Heat is relaxing. That’s why overworked muscles respond best to heat, which stimulates blood flow, relaxes spasms, and soothes sore muscles. Generally, heat is the preferred treatment for pain.
How It Works
Overworked muscles are sore because of a chemical called lactate that accumulates when the muscles are put under stress in an oxygen-depleted environment. When there is decreased blood flow to a damaged area, chemicals don’t get flushed out of the muscle. This chemical build-up creates painful muscle ache, best soothed by heat therapy which restores blood flow.
When to Use Heat
Heat is best in treating chronic (persistent, ongoing) pain. Heat increases blood supply, stimulating the elimination of chemicals and relaxing soreness and stiffness to bring relief. If you suffer from an ongoing injury, apply heat before exercising. Because heat raises your temperature, applying heat after exercise can aggravate the existing pain.
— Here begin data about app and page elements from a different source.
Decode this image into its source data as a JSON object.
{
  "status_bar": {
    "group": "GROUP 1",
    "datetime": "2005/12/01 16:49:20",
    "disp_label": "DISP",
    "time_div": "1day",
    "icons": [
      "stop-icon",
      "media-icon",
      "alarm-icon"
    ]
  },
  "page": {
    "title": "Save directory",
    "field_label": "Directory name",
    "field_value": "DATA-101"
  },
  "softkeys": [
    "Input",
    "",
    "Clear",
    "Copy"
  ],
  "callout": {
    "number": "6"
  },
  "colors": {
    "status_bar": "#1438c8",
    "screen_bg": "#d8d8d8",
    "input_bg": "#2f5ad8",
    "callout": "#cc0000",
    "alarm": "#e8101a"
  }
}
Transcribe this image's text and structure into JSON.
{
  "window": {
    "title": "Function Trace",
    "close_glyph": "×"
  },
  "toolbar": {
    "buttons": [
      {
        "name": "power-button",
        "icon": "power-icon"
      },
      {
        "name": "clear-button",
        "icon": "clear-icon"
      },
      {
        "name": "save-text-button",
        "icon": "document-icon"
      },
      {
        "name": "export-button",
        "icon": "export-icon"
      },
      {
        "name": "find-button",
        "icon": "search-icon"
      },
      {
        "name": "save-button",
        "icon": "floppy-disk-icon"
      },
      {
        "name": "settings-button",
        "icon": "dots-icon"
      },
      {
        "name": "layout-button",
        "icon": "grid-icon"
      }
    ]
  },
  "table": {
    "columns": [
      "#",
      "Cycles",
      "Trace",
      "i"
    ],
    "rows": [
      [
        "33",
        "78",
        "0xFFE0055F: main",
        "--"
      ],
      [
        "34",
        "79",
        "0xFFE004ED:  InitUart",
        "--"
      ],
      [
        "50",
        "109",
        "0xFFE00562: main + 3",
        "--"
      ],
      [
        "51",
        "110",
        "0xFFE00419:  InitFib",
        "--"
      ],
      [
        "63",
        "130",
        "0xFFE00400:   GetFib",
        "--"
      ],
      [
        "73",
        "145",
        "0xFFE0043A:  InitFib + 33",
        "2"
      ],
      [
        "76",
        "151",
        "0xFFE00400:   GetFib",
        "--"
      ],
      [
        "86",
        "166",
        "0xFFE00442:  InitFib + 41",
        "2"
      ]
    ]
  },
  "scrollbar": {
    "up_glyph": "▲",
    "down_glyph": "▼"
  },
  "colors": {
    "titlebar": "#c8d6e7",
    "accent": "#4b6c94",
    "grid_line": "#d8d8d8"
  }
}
Types of Heat
Local, applying heat to a specific area:
- hot water bottle
- heating pad
- moist heat (hot, damp towel)
- heat wraps
Systemic, raising your body temperature:
- hot bath
- steam bath
- hot shower
Tips for Applying Heat
- Protect yourself from direct contact with heating devices; wrap heat sources within a folded towel to prevent burns.
- Stay hydrated during hot baths. While all that waste elimination from sweating is good, it’s important to replace the fluids so you don’t stress your system.
Generally, ice helps fresh injuries. When your body is injured, the damaged tissue becomes inflamed which can manifest in pain, swelling, or redness. This is your body’s natural and immediate response to defend itself. Unfortunately, the pain may not be the most pleasant experience.
How it Works
Ice numbs the injury. The cold narrows blood vessels and slows down blood flow that builds up in the affected area. This controls inflammation and swelling and relieves—but doesn’t treat— pain.
When to Use Cold
Cold is best for acute (recent tissue damage and sprains) pain. If the pain is recent, red, inflamed, or sensitive, you’ll want to apply ice. Cold therapy can also help relieve pain in some chronic injuries. But unlike heat, you want to apply ice after going for a run, for example. The cold treatment following a run will help reduce inflammation.
Types of Cold
- ice pack
- ice towel (dampened towel, sealed in plastic and placed in the freezer for about 15 minutes)
- ice massage
- cold gel packs
- bag of frozen peas
Tip for Applying Cold
- Apply immediately after injury or intense high-impact exercise
- Apply directly on the affected area
- Repeatedly icing painful or swollen tissues is fine—as long as you avoid over-icing. Be sure to remove ice once the area is numb.